Living in a city in which we average 2 weeks of snow cover each winter, this project should not have been so troublesome. However, recently the winters have been getting warmer and snow fall is gradually declining. This year has been exceptionally mild with very few days when the temperature dropped below zero, hopefully not a sign of things to come. Yesterday the snow finally came. I woke up with around 3-4 inches on the ground, so hurriedly pulled my camera out and headed out of the door.
A solid snowfall like this completely transforms the city, gone is the dirt and darkness of winter, replaced by a gleaming whiteness punctuated by areas of deep shadow. For a photographer this changes the way I look at things, shape and form become dominant, colour ceases to exist. Occasionally, a heavy snowfall will be followed by brilliant clear days, offering dramatic contrast between the blue sky and white ground, the low sun creating long dark shadows against the gleaming snow. Yesterday was not so, the sky started leaden and grey, a cold wind whipping across the snow, then at around 10am the snow once more started to fall heavily. Sadly the air warmed and this turned to a cold dismal rain, turning the ground into a thick freezing soup.
This was the hand that I was dealt. I managed 3 hours photographing the snow before the rain became too much. The first hour was in my usual haunt of the southerly Englischer Garten and is part of my ongoing dawn light series. At about 9:30 I jumped on the U-Bahn to the Olympiagelande to grab some winter scenes for my portfolio. The work in the park was straightforward, I just had to ensure that I balanced sky and ground in the imagery. Once I was at the Olympic park the problem became driving snow. This limited the angles I could shoot, wanting to avoid snow on the lens and after an hour or so I was beginning to tire of fighting the weather. I am quite familiar with the challenges of shooting snowscapes and the need to override my cameras exposure meter by adding a couple of stops, all of the shots I captured were 1-2 stops over. The bigger issue was the falling snow and the simple fact that this effectively fogged my photographs and reduced the contrast in the images I could get. Fortunately my Canon 5D2 and 24-105mm zoom are weather sealed and so the snow was not a major issue for the camera, other than avoiding getting the lens dirty. I did try to work the falling snow into some shots, but my goal was more to present the stark bleakness of a snow bound landscape. Ah well, we have to play the hand we are dealt. By the time I finished there was about 8 inches of snow, today 24 hours later it is all gone.
Shooting in the snow permits a different form of photography, subjects and scenery change.
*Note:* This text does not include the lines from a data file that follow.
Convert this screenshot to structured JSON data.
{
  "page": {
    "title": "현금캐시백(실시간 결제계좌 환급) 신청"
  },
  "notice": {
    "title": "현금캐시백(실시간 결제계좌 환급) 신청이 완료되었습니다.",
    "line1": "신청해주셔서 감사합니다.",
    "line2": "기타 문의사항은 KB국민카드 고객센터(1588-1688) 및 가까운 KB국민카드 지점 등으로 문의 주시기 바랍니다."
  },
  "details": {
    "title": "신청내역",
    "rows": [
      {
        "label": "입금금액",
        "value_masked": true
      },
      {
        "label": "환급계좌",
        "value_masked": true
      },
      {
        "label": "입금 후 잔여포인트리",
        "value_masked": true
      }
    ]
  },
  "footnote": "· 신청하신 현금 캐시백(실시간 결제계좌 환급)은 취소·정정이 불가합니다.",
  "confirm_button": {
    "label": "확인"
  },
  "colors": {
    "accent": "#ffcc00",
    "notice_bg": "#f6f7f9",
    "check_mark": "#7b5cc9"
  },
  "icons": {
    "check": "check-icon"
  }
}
My first goal was to capture some families enjoying the snow, parents with children on sleds:
Such shots are charming, and tell the story of the joy of the winter landscape, it reminds me of those few snowy days in Northwest England when I was these kids age. The other aspect of such shots in the snow is the ability to strongly contrast the bright colours of clothing with the whiteness. The next image does this more effectively, the runner very visible as the only colour in what would otherwise be a B&W image.
Colour, on the whole, become more dramatic set against the snow. In the next two photographs I have accentuated the brown of leaves or tree trunks against the frozen background:
The overall effect on the landscape is to draw focus to outlines and structures. The next two photographs, again both in colour, virtually reduce the landscape to almost a lino print quality of blacks on white.
Colour cast is also a challenge, the next photo has a distinct blue tone, which is probably correct, but somewhat arbitrary. I have no way to tell if this is an artifact of my camera or what the light really was. My eyes simply saw white.
Another great feature of the snow is to imply absence and bleakness. The two following photographs are places that in the summer throng with people. The snow accentuates this absence. In these two photos I have tried to use the falling snow as an element of the photograph, however, I am not sure if these will be good enough to make it into my portfolio.
Finally, the snow clearly lends itself towards a B&W treatment and a reduction of tones to the extremes. In all of these photographs, I have gone for very extreme contrast and blacks, bringing the eye to the shapes rather than the textures.
Snow is a great leveler it reduces all photographs to bright and dark. Colour, if present, is merely an accent.